Source data:
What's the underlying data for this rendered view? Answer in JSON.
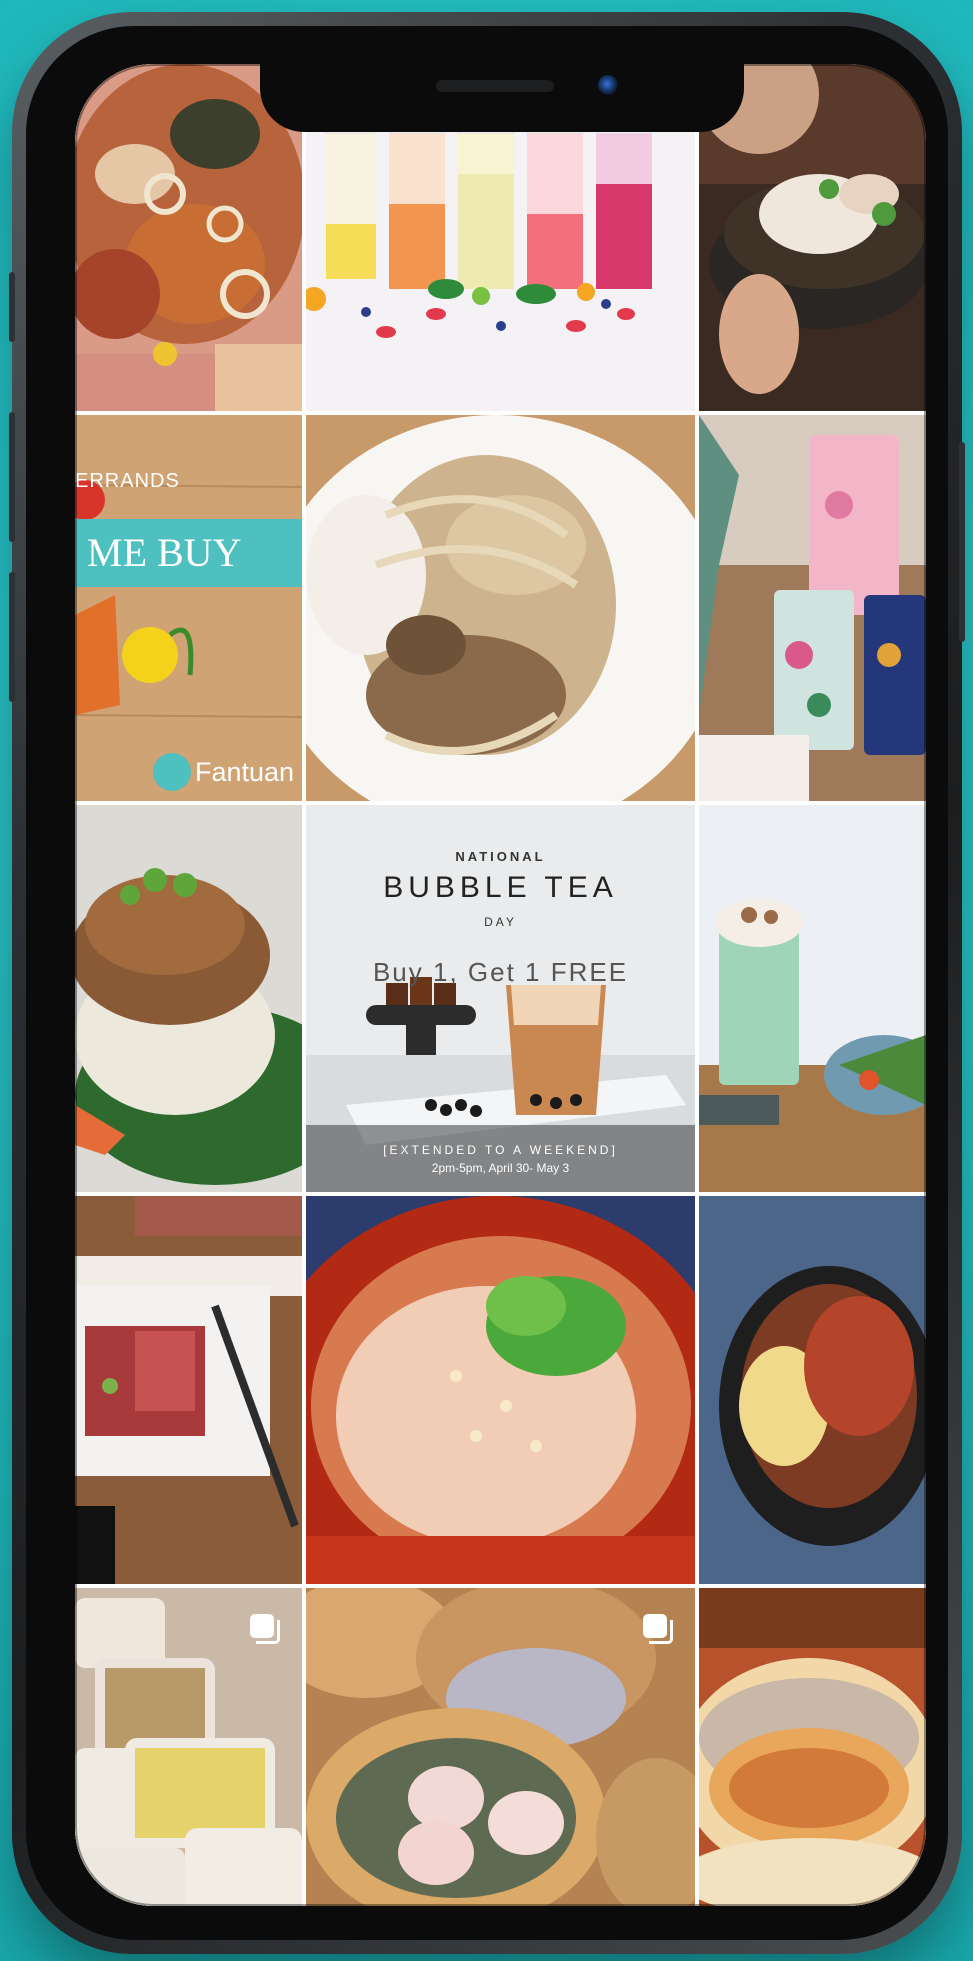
{
  "grid": {
    "posts": [
      {
        "id": "seafood-boil",
        "kind": "photo"
      },
      {
        "id": "fruit-teas",
        "kind": "photo"
      },
      {
        "id": "poke-bowl",
        "kind": "photo"
      },
      {
        "id": "errands-promo",
        "kind": "promo"
      },
      {
        "id": "udon-plate",
        "kind": "photo"
      },
      {
        "id": "floral-cups",
        "kind": "photo"
      },
      {
        "id": "pork-rice",
        "kind": "photo"
      },
      {
        "id": "bubble-tea-day",
        "kind": "promo"
      },
      {
        "id": "matcha-drink",
        "kind": "photo"
      },
      {
        "id": "raw-meat",
        "kind": "photo"
      },
      {
        "id": "spicy-jelly",
        "kind": "photo"
      },
      {
        "id": "noodle-bowl",
        "kind": "photo"
      },
      {
        "id": "meal-prep",
        "kind": "carousel"
      },
      {
        "id": "dim-sum",
        "kind": "carousel"
      },
      {
        "id": "toast-sandwich",
        "kind": "photo"
      }
    ]
  },
  "errands_post": {
    "small_label": "ERRANDS",
    "banner": "ME BUY",
    "brand": "Fantuan"
  },
  "bubble_tea_post": {
    "national": "NATIONAL",
    "title": "BUBBLE TEA",
    "day": "DAY",
    "promo": "Buy 1, Get 1 FREE",
    "extended": "[EXTENDED TO A WEEKEND]",
    "time": "2pm-5pm, April 30- May 3"
  },
  "colors": {
    "background": "#21c3c7",
    "brand_teal": "#4fc0c0",
    "frame": "#1b1d1f"
  }
}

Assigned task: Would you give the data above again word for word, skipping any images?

Solution for this exercise:
What's the underlying data for this rendered view? Answer in JSON.
{
  "grid": {
    "posts": [
      {
        "id": "seafood-boil",
        "kind": "photo"
      },
      {
        "id": "fruit-teas",
        "kind": "photo"
      },
      {
        "id": "poke-bowl",
        "kind": "photo"
      },
      {
        "id": "errands-promo",
        "kind": "promo"
      },
      {
        "id": "udon-plate",
        "kind": "photo"
      },
      {
        "id": "floral-cups",
        "kind": "photo"
      },
      {
        "id": "pork-rice",
        "kind": "photo"
      },
      {
        "id": "bubble-tea-day",
        "kind": "promo"
      },
      {
        "id": "matcha-drink",
        "kind": "photo"
      },
      {
        "id": "raw-meat",
        "kind": "photo"
      },
      {
        "id": "spicy-jelly",
        "kind": "photo"
      },
      {
        "id": "noodle-bowl",
        "kind": "photo"
      },
      {
        "id": "meal-prep",
        "kind": "carousel"
      },
      {
        "id": "dim-sum",
        "kind": "carousel"
      },
      {
        "id": "toast-sandwich",
        "kind": "photo"
      }
    ]
  },
  "errands_post": {
    "small_label": "ERRANDS",
    "banner": "ME BUY",
    "brand": "Fantuan"
  },
  "bubble_tea_post": {
    "national": "NATIONAL",
    "title": "BUBBLE TEA",
    "day": "DAY",
    "promo": "Buy 1, Get 1 FREE",
    "extended": "[EXTENDED TO A WEEKEND]",
    "time": "2pm-5pm, April 30- May 3"
  },
  "colors": {
    "background": "#21c3c7",
    "brand_teal": "#4fc0c0",
    "frame": "#1b1d1f"
  }
}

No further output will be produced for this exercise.